== Task item ==
Show every line of the material that follows in which the word "title" occurs.

== Material supplied ==
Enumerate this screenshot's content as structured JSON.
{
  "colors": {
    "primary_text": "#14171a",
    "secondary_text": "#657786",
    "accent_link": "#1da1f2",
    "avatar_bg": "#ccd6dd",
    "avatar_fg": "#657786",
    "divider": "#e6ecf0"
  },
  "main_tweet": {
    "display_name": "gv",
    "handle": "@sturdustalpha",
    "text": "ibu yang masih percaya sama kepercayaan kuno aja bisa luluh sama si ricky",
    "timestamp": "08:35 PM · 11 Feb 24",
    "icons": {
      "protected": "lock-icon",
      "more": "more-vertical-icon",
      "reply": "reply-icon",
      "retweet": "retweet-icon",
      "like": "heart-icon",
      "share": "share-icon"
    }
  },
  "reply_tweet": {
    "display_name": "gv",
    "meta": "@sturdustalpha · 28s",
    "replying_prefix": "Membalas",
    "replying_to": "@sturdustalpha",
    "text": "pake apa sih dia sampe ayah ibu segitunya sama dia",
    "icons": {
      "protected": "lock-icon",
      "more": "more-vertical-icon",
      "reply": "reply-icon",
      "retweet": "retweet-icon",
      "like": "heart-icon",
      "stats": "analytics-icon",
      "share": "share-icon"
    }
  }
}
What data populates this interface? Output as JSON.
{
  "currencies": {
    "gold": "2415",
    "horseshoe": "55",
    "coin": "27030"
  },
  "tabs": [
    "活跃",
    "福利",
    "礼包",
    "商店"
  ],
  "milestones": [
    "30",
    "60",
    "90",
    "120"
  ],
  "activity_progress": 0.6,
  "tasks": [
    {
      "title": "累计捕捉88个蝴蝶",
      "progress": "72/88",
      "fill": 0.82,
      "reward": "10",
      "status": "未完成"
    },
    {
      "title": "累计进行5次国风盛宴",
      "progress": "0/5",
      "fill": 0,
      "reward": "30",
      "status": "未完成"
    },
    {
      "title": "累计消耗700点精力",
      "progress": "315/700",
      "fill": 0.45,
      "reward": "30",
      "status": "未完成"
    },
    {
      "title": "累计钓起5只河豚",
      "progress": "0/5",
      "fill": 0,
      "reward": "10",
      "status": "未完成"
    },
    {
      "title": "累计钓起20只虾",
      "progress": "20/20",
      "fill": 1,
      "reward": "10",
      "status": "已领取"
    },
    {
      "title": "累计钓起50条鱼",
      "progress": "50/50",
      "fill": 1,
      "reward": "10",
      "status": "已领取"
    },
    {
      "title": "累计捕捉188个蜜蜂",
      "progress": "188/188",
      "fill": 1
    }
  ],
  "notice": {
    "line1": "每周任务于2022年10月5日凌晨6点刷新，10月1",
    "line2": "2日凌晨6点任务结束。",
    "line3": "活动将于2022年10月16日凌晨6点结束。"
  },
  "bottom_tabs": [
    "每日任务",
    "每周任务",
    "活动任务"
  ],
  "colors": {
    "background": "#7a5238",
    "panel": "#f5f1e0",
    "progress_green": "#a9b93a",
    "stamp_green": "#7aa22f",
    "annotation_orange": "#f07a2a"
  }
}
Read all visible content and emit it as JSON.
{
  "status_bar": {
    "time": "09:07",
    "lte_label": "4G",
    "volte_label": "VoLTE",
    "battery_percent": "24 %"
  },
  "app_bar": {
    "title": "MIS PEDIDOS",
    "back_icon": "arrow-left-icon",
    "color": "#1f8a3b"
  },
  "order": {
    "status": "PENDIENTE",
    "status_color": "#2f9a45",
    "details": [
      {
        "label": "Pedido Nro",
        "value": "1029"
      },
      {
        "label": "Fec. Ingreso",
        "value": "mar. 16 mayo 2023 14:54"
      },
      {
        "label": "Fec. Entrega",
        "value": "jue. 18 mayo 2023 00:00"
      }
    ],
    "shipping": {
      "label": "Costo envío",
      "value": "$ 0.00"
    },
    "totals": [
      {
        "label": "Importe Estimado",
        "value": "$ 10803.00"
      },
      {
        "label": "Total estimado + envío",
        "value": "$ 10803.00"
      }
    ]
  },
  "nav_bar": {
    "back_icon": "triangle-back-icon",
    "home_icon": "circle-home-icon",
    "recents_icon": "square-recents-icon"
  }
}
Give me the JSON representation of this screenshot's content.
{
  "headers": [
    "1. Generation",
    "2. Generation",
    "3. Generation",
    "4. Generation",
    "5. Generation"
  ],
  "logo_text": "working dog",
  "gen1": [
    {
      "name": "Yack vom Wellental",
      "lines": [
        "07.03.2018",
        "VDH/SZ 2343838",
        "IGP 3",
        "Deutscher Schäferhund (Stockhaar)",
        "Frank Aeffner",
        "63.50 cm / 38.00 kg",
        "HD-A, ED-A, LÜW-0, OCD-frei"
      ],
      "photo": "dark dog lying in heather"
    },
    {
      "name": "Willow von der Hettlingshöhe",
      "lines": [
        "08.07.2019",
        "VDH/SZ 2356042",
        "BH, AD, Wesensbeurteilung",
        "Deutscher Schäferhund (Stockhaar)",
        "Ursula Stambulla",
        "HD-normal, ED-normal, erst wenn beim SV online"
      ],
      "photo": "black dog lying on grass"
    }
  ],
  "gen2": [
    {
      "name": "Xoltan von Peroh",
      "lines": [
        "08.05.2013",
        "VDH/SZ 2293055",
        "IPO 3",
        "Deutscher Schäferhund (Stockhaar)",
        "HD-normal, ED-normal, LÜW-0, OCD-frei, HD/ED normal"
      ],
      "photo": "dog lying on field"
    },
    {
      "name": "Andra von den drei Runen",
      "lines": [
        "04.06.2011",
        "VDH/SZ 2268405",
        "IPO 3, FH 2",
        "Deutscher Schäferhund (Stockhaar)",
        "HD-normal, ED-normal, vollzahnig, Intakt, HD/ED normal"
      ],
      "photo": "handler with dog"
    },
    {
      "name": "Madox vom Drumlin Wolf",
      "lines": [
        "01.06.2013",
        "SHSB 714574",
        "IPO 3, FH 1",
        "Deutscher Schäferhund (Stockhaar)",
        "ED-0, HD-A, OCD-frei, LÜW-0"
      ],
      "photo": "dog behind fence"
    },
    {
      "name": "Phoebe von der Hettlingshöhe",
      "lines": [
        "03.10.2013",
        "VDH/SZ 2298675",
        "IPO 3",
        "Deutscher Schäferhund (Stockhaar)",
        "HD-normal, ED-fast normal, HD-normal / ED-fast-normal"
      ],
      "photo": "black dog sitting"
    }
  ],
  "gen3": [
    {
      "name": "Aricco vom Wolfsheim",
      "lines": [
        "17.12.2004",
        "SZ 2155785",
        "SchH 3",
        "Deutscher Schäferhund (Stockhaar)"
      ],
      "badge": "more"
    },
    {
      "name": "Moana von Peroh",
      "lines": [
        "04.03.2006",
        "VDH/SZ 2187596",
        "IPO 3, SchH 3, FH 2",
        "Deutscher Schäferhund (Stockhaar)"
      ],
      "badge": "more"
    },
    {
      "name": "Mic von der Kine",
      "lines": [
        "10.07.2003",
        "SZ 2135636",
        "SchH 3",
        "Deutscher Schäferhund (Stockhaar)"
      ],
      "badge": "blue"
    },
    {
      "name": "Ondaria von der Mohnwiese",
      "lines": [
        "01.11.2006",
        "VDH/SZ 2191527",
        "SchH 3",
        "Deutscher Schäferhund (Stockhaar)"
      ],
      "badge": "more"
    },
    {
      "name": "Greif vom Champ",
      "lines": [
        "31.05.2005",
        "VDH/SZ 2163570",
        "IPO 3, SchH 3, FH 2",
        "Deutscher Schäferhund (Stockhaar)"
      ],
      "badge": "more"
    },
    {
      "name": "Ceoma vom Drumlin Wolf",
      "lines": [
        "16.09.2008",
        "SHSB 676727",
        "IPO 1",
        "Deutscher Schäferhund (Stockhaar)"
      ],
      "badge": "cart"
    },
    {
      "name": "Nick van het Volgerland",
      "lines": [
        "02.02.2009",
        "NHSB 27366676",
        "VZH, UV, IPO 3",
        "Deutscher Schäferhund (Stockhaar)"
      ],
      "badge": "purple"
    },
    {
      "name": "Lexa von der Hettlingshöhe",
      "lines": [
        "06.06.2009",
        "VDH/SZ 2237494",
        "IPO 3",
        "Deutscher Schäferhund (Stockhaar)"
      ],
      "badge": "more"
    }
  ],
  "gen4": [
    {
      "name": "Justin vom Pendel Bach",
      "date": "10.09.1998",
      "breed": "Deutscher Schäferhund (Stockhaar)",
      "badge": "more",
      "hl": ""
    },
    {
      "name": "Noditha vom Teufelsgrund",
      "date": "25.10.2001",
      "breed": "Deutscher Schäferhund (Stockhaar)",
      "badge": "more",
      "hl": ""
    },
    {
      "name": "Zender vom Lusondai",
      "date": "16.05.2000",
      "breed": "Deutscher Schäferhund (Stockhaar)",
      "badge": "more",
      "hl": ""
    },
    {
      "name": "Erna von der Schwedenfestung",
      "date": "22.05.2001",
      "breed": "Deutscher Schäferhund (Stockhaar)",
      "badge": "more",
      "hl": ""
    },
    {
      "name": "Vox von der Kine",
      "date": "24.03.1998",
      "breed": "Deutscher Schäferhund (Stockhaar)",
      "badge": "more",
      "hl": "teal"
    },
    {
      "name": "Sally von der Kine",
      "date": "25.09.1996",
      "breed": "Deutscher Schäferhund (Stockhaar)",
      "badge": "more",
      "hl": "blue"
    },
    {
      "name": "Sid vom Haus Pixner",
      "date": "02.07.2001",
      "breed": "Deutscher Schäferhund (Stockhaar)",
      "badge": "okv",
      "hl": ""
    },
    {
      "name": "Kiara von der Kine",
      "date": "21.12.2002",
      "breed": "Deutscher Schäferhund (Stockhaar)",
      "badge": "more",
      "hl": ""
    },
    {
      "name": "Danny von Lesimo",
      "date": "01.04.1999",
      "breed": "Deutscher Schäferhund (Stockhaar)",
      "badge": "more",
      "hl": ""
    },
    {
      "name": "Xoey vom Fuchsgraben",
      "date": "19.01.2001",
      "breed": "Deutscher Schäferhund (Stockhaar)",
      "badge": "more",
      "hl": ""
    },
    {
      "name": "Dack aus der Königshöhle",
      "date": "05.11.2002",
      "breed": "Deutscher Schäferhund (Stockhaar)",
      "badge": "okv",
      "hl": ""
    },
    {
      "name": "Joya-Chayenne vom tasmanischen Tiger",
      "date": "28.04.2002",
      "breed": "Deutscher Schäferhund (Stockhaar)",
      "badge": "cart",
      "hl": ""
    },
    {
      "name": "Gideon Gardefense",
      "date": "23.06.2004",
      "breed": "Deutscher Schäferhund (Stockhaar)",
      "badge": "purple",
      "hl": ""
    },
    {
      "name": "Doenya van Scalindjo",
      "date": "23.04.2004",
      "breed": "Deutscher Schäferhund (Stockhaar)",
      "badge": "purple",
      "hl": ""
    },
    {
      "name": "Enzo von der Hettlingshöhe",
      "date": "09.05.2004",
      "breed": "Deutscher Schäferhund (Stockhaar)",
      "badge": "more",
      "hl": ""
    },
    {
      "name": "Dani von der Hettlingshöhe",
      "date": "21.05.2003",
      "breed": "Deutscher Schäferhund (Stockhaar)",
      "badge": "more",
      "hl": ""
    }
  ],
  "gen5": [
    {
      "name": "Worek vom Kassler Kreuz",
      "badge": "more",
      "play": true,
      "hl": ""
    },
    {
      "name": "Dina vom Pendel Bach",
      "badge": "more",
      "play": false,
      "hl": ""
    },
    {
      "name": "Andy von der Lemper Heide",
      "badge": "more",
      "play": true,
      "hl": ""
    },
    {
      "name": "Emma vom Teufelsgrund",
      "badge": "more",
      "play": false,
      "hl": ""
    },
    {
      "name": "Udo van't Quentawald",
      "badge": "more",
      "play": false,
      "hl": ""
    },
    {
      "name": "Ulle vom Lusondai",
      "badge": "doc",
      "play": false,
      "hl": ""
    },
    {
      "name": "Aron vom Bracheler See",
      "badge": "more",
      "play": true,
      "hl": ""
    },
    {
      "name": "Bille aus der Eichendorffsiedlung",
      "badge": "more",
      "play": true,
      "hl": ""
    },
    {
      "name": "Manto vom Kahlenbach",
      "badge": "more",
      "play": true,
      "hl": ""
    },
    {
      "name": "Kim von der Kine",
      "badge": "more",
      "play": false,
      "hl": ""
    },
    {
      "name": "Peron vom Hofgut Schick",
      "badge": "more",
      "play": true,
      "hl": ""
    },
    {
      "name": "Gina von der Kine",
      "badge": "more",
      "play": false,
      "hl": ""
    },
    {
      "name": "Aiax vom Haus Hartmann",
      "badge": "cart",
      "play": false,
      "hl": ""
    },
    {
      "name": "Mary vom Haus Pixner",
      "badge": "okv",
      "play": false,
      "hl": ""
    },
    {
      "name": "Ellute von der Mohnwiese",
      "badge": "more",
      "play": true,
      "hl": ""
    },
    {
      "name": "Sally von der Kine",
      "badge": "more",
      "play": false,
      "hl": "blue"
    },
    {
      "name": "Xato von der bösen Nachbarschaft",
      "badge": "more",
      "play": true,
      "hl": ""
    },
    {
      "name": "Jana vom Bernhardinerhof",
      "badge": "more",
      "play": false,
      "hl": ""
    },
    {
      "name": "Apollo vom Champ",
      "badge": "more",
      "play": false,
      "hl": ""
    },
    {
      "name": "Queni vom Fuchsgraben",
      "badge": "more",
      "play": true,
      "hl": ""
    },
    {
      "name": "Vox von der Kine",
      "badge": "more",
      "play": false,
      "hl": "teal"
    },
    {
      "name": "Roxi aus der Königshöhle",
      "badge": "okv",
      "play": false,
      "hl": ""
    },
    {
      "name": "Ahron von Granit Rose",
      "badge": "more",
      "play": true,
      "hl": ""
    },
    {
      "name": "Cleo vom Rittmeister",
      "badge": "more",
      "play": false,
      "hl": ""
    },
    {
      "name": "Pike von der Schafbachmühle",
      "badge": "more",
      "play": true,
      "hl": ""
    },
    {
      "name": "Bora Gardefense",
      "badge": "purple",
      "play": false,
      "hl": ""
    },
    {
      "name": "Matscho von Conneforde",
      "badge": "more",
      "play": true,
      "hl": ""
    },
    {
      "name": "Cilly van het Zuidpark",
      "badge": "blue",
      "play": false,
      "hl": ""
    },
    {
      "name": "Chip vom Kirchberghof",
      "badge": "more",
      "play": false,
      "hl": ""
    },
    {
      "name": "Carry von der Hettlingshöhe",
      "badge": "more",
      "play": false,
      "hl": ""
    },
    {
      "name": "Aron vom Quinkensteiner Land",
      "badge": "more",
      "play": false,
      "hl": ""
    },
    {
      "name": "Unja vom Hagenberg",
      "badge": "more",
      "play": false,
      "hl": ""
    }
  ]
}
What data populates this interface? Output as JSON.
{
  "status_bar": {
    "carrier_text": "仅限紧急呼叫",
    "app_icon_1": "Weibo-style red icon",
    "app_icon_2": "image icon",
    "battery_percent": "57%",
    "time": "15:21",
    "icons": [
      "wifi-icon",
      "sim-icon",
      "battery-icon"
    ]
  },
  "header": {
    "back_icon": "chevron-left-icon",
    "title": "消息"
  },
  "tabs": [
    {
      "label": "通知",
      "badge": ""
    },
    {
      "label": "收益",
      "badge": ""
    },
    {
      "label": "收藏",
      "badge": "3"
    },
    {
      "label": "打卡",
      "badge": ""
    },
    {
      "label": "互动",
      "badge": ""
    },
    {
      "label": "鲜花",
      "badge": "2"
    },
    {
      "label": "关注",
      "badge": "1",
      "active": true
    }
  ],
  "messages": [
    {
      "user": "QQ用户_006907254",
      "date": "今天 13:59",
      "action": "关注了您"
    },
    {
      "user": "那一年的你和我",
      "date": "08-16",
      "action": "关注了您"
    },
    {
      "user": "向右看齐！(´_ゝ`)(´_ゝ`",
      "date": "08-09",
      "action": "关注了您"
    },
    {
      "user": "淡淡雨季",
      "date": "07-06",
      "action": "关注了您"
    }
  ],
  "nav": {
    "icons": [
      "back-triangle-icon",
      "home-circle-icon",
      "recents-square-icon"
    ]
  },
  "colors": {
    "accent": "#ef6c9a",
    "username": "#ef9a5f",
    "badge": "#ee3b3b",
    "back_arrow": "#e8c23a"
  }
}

== Solved problem ==
      "title": "累计捕捉88个蝴蝶",
      "title": "累计进行5次国风盛宴",
      "title": "累计消耗700点精力",
      "title": "累计钓起5只河豚",
      "title": "累计钓起20只虾",
      "title": "累计钓起50条鱼",
      "title": "累计捕捉188个蜜蜂",
    "title": "MIS PEDIDOS",
    "title": "消息"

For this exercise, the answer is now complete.